He also said that he had spent a large sum of money to enter Canada with a student visa he had obtained under false pretenses — he had no intention of studying in Canada. After crossing into the United States, he had expected to be met and transported to Chicago.

It was when Border Patrol agents searched the migrants’ belongings that they found the children’s items in a backpack and queried about them. A family of four had originally been with them, the migrants said. They didn’t know where they were.

Agents called in U.S. air operations.

At around 9:20 a.m., the Royal Canadian Mounted Police in Emerson received a call from the U.S. Border Patrol alerting them about the missing family, and immediately deployed a team to the nearby fields.

Waist-deep snow made the terrain impassable with a four-wheel-drive truck, forcing the search party to return for extreme-terrain vehicles fitted with tracks that can traverse snow.

At 1:30 p.m., they saw what looked like human footprints in the snow. Not far away, they found what they dreaded: three bodies, a man, woman and toddler, frozen in the snow in the contorted positions in which they died. Several feet away was the stiff body of an 11-year-old girl, huddled into a ball.

Did the children succumb first, and the parents waited at their sides? Did the family simply give up and lie down in the windy darkness?

“Mathematically, it’s almost impossible for four people to die at the exact same time,” said Mr. Jennings, the detective in Grand Forks.

The other seven Indian migrants were placed in deportation proceedings and released with orders to check in with Immigration and Customs Enforcement in Chicago.

Mr. Shand, a naturalized citizen from Jamaica, was released without bond pending his trial.

The bodies of the Patel family were taken to a morgue in Winnipeg.

Dilip Patel, a relative in Illinois, organized a GoFundMe campaign that raised more than $80,000 for funeral services.

On Feb. 6, nearly a dozen relatives from the United States and India gathered at a funeral home, and a local Indian priest performed final rites. The ceremony was livestreamed to villagers in Dingucha.

Mourners filed past four open caskets adorned with red-and-white flower arrangements. A toy truck and stuffed animal poked out of the tiny casket of 3-year-old Dharmik. A stuffed unicorn rested alongside his sister, Vihangi, whose hair was adorned with a shiny pink bow.

The Patels were cremated later that day.
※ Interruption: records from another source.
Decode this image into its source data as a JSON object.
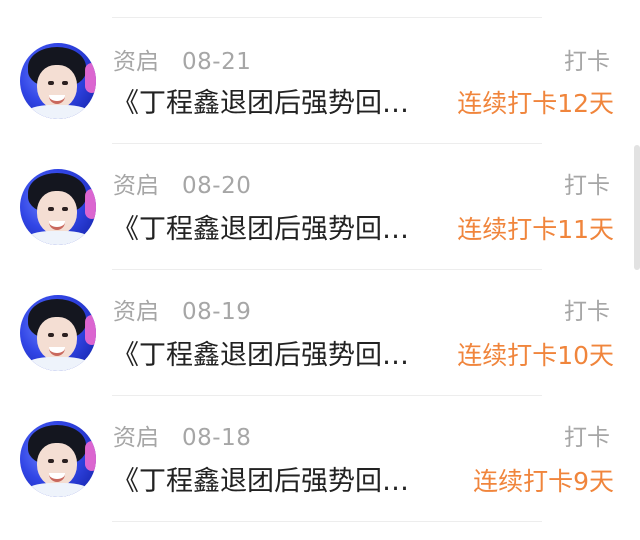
{
  "feed": {
    "items": [
      {
        "author": "资启",
        "date": "08-21",
        "tag": "打卡",
        "title": "《丁程鑫退团后强势回…",
        "streak": "连续打卡12天"
      },
      {
        "author": "资启",
        "date": "08-20",
        "tag": "打卡",
        "title": "《丁程鑫退团后强势回…",
        "streak": "连续打卡11天"
      },
      {
        "author": "资启",
        "date": "08-19",
        "tag": "打卡",
        "title": "《丁程鑫退团后强势回…",
        "streak": "连续打卡10天"
      },
      {
        "author": "资启",
        "date": "08-18",
        "tag": "打卡",
        "title": "《丁程鑫退团后强势回…",
        "streak": "连续打卡9天"
      }
    ]
  },
  "colors": {
    "accent": "#f0853c",
    "meta": "#a6a6a6",
    "title": "#222222",
    "divider": "#ededed"
  },
  "icons": {
    "avatar": "user-avatar-photo"
  }
}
“It was the saddest funeral for me,” said Bhadresh Bhatt, former president of the Hindu Society of Manitoba, who attended. “Such a young family. Especially the two young kids, they had not seen the world yet.”

Vaibhav Jha contributed reporting from Dingucha, India. Kirsten Noyes contributed research.